One of the important technical achievements of antiquity was the achievement by Damascus craftsmen of the optimal method of producing steel in the city.
The principle of Damascus blade making is that the strength of at least two metal plates welded together in a different composition is much greater than the simple sum of their respective forces. Accordingly, more panels of different properties are connected to the bundle, which increases strength and increases flexibility.
In the Middle Ages, the production of swords migrated from India and settled in Damascus, which presented its unique steel design, the secrets of which are still unknown, despite advanced modern instruments and tools capable of precise control and identification of components.
It can be said that the general purpose of steel is the manufacture of blades, and the main feature of the blades is the sharpness of its blade, while the blade of the Damascus blade can be sharpened to a very high degree of sharpness and stored for a long time.
While sharp blades made of ordinary carbon steel are covered with razor-sharp serum during sharpening and are not subject to subsequent sharpening, the Damascus sword is sharpened to razor sharpness and retains its cutting ability for a long time. This property is possible when the steel simultaneously has high hardness, toughness and elasticity, and only then the blade of the blade is capable of self-sharpening.

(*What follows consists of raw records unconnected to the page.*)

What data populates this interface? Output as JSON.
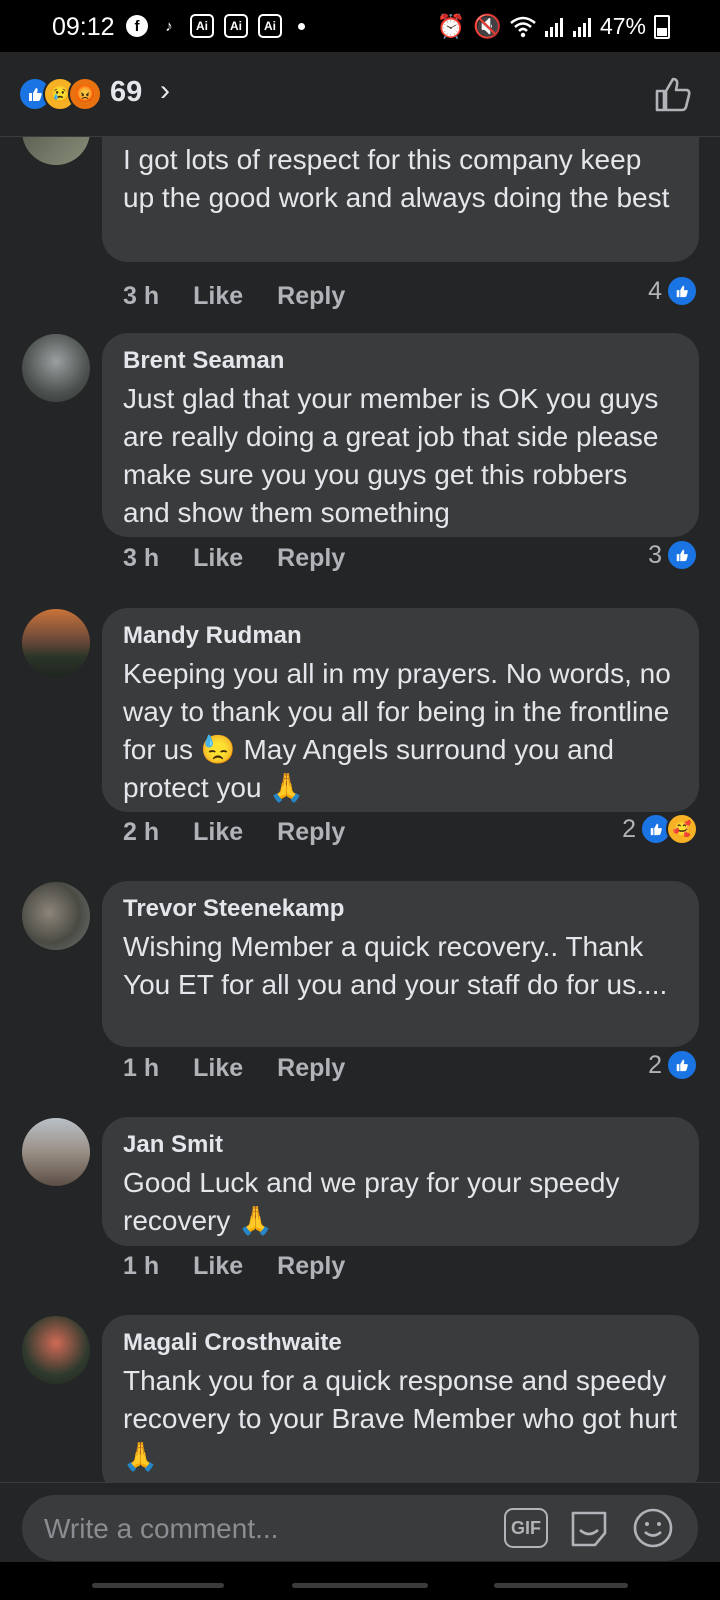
{
  "status_bar": {
    "time": "09:12",
    "ai_label": "Ai",
    "battery": "47%",
    "icons": [
      "facebook-icon",
      "tiktok-icon",
      "ai-icon",
      "ai-icon",
      "ai-icon",
      "alarm-icon",
      "mute-icon",
      "wifi-icon",
      "signal-icon",
      "signal-icon",
      "battery-icon"
    ]
  },
  "header": {
    "reactions": [
      "like",
      "sad",
      "angry"
    ],
    "reaction_count": "69",
    "chevron": "›"
  },
  "colors": {
    "accent": "#1b74e4",
    "bubble": "#3a3b3c",
    "background": "#242526",
    "muted": "#b0b3b8"
  },
  "comments": [
    {
      "author": "",
      "text": "I got lots of respect for this company keep up the good work and always doing the best",
      "time": "3 h",
      "like": "Like",
      "reply": "Reply",
      "reactions": "4"
    },
    {
      "author": "Brent Seaman",
      "text": "Just glad that your member is OK you guys are really doing a great job that side please make sure you you guys get this robbers and show them something",
      "time": "3 h",
      "like": "Like",
      "reply": "Reply",
      "reactions": "3"
    },
    {
      "author": "Mandy Rudman",
      "text": "Keeping you all in my prayers.  No words, no way to thank you all for being in the frontline for us 😓 May Angels surround you and protect you 🙏",
      "time": "2 h",
      "like": "Like",
      "reply": "Reply",
      "reactions": "2"
    },
    {
      "author": "Trevor Steenekamp",
      "text": "Wishing Member a quick recovery.. Thank You ET for all you and your staff do for us....",
      "time": "1 h",
      "like": "Like",
      "reply": "Reply",
      "reactions": "2"
    },
    {
      "author": "Jan Smit",
      "text": "Good Luck and we pray for your speedy recovery 🙏",
      "time": "1 h",
      "like": "Like",
      "reply": "Reply",
      "reactions": ""
    },
    {
      "author": "Magali Crosthwaite",
      "text": "Thank you for a quick response and speedy recovery to  your Brave Member who got hurt 🙏",
      "time": "",
      "like": "",
      "reply": "",
      "reactions": ""
    }
  ],
  "composer": {
    "placeholder": "Write a comment...",
    "gif_label": "GIF"
  }
}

The novel states that the flatbread-shaped cast steel alloys were brought from India to Syria to later create a unique Damascus blade industry, with craftsmen adding skill and innovation.
In 1981, the New York Times reported on “Unraveling the Damascus Mystery”, noting that two metallurgists at Stanford University, working on the production of a “superplastic” metal, discovered the secret of Damascus steel.
Steel analyzes by Geoffrey Wadsworth and Oleg Shcherby in search of a highly ductile form revealed properties almost identical to those they then found in Damascus steel, although their ductile steels were produced using sophisticated modern methods.
In a report in the early 1980s, the newspaper pointed out that the remarkable properties of Damascus steel had been known in Europe since the Crusaders arrived in the Middle East in the early 11th century, when they discovered that swords made from the metal could cleave feathers. in the air, but for a long time retained its sharpness.
These two scientists believe, as the original scientists suspected, that the secret of Damascus steel lies in the presence of a high percentage of carbon, which, they say, should be between 1 and 2 percent compared to the low 1 percent in ordinary steel, in addition to carrying out processes heating and especially cold.
In any case, these two scientists have only provided a possible scientific view of the method of casting Damascus steel, which seems to have kept silent for centuries, keeping the secrets and talismans hidden in it by the skilled craftsmen of Damascus!